Protein aggregation into amyloid fibrils and protofibrillar aggregates is associated with a number of the most common neurodegenerative diseases. We have established, using a computational approach, that knowledge of the primary sequences of proteins is sufficient to predict their in vitro aggregation propensities. Here we demonstrate, using rational mutagenesis of the Ab42 peptide based on such computational predictions of aggregation propensity, the existence of a strong correlation between the propensity of Ab42 to form protofibrils and its effect on neuronal dysfunction and degeneration in a Drosophila model of Alzheimer disease. Our findings provide a quantitative description of the molecular basis for the pathogenicity of Ab and link directly and systematically the intrinsic properties of biomolecules, predicted in silico and confirmed in vitro, to pathogenic events taking place in a living organism. © 2007 Luheshi et al.

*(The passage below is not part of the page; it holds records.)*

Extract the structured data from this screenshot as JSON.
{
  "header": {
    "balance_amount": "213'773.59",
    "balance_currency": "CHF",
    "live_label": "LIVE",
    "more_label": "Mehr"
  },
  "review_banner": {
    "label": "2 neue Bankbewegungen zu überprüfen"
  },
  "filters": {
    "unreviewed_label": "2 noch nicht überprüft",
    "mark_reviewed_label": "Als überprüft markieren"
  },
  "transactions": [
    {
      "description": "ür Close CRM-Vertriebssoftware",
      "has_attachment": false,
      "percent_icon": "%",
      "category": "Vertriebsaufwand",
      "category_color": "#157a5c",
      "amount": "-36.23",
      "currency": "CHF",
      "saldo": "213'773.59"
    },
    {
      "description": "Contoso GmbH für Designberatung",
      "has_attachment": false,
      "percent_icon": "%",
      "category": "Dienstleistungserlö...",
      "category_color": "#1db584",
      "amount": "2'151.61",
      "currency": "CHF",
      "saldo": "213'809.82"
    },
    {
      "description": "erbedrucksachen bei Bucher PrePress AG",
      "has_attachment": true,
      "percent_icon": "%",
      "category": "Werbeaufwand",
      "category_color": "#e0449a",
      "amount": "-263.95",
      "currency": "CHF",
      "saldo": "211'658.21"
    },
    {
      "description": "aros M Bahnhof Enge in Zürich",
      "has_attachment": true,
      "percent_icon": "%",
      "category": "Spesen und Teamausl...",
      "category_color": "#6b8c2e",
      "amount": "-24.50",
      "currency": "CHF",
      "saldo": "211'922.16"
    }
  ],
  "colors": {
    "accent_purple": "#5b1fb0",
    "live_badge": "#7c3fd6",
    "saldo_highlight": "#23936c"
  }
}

Luheshi, L. M., Tartaglia, G. G., Brorsson, A. C., Pawar, A. P., Watson, I. E., Chiti, F., … Crowther, D. C. (2007). Systematic in vivo analysis of the intrinsic determinants of amyloid β pathogenicity. PLoS Biology, 5(11), 2493–2500. https://doi.org/10.1371/journal.pbio.0050290